It also was dead even in shot attempts the whole series and the goal totals certainly reflected that. Overall, only 23 goals were scored in six games with Chicago only scoring 13 of them. But what made Chicago go from a 2-1 hole into winning three games in a row was how they were able to turn the tables in the shot quality battle. In games one through three, Tampa averaged more score-adjusted scoring chances per 60 minutes and score-adjusted high danger zone shot attempts per 60 minutes at even strength, 25.2-20.5 and 10.8-6.9, respectively. In the rest of the series, Chicago turned those numbers around and spat them at Tampa Bay’s face 26.3-22.3 and 11.4-8.0. Most importantly, Tampa’s percentage of shot attempts blocked went from 23.5% in the first three games to 36.8% in the final three. It can’t be stated enough how much of a gamble Quenneville pulled off with his line combinations, but like his general manager Stan Bowman has done during his five year reign, most of them pay off.
So What Now?

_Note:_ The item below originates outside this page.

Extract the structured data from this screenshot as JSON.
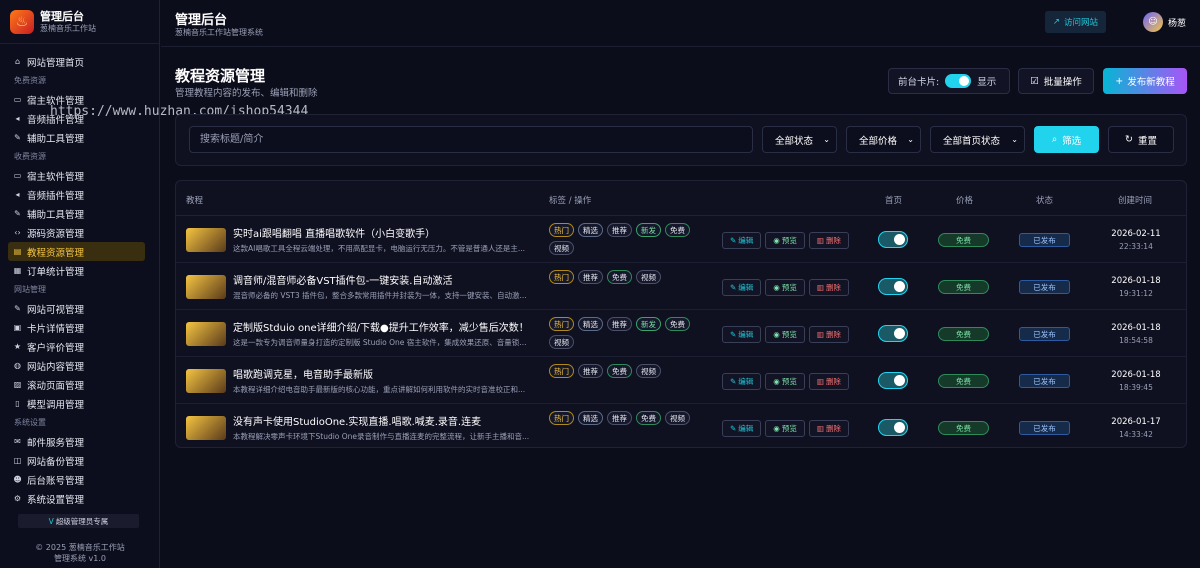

After all the fun and games, too many players on this team will become free agents and may no longer call the United Center home because of how tight Chicago is up against the salary cap. Vermette, Richards, Desjardins seem to be off to the open market, hoping to get one last big payday as will Roszival and fellow defenseman Johnny Oduya. Brandon Saad will be asking for a major raise, as will Marcus Kruger and many others. Either way, this team will be different next year and, despite the recent signing of KHL star Artemy Panarin, it will be a struggle to see how the Blackhawks can swim easier in that bloodbath of a Central Division as they did in the playoffs this year.
Surely though, they won’t care right now. The most memorable of all the departures, clearly, is Kimmo Timonen. After 1,108 regular season games, five olympics and two cup finals appearances, the 40-year old defenseman officially rode into the sunset and walked away a champion. It’s moments like these where you can complain all you want about him being in decline and only playing such an insignificant part on a cup team. But like Quenneville on small sample sizes, Bowman on salary cap restrictions and Timonen and the rest of his teammates about what will happen next year, they won’t care. They did it their way and their way works more than anybody else, because nobody likes winning more than they do.
Ben covers the Washington Capitals at the hockey writers. He has been blogging about the NHL since March 2013. Follow him @DCSportsDork